We have quite the interesting post up today from Evan Abrams, known on Twitter as @Betropolitan, who lists the odds — and they are very long odds — on anybody other than the Indiana Pacers or Miami Heat emerging from the Eastern Conference. You can even get 40-1 odds on the Detroit Pistons, who have defeated both of those conference powerhouses. Those are the same odds listed for the Brooklyn Nets and New York Knicks, who both have major problems on their
Brain-twister for you today, folks. Go back to the start of the 2005-06 regular season, and try to name a superstar player who has represented the Eastern Conference in the NBA Finals. Your answer cannot include LeBron James, Dwyane Wade, Paul Pierce, Kevin Garnett, Rajon Rondo or Ray Allen. It’s OK. Keep thinking …
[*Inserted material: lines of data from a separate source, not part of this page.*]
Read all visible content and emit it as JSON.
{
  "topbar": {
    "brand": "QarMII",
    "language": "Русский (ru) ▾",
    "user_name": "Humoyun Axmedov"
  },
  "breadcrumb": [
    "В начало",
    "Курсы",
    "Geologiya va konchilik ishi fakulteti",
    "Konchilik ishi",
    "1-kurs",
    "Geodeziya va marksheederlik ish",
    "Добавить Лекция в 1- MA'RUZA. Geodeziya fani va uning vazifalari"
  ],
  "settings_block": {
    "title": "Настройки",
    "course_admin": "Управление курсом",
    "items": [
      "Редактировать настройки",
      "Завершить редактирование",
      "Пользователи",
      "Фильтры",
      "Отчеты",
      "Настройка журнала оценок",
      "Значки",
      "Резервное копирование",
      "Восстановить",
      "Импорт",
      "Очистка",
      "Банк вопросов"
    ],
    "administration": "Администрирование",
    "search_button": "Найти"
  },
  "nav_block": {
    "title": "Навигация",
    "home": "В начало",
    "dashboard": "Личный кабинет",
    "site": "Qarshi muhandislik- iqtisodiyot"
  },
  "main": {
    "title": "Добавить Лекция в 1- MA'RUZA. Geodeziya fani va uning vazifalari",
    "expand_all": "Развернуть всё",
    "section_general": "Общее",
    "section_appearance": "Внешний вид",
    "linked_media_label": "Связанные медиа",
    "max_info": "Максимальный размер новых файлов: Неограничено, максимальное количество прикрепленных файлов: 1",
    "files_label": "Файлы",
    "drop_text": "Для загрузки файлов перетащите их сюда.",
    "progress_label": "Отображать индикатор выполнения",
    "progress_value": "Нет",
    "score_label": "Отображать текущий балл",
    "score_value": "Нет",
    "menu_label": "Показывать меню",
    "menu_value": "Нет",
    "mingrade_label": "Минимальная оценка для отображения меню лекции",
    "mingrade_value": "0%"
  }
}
In his stated effort to upstage Knicks owner James Dolan, Nets owner Mikhail Prokhorov has become him. Like Dolan, Prokhorov desperately wants an NBA championship. Like Dolan, he has pursued that desperation with financial abandon, giving his GM an open checkbook. Like Dolan, he has overspent on overvalued big names. Like Dolan, he has mortgaged his team’s future by giving away multiple draft picks. And like Dolan, he appears headed down the abyss. In two months, the Nets have gone from contenders with
If you follow Frank Isola of the New York Daily News on twitter, you know that one of his favorite things to do is take a shot at Marc Berman of the New York Post. Chris Sheridan once told me that the two are actually fairly friendly acquaintances in person (although they run hot and cold-CS), so maybe it’s all some sort of an inside joke. Sometimes, though, that’s hard to believe when you see some of the things Isola says
Throughout the mess of the New York Knicks’ season thus far, one person who has remained essentially blameless is coach Mike Woodson. The Knicks – now 7-17 and 13th in the Leastern Conference – have fallen victim to poor roster construction, injuries, selfish play and bad luck, none of which could be pinned on Woodson. Not anymore. Monday’s 102-101 home loss to Washington gets dropped squarely in Woodson’s lap. And the next thing dropped in his lap may be a pink slip.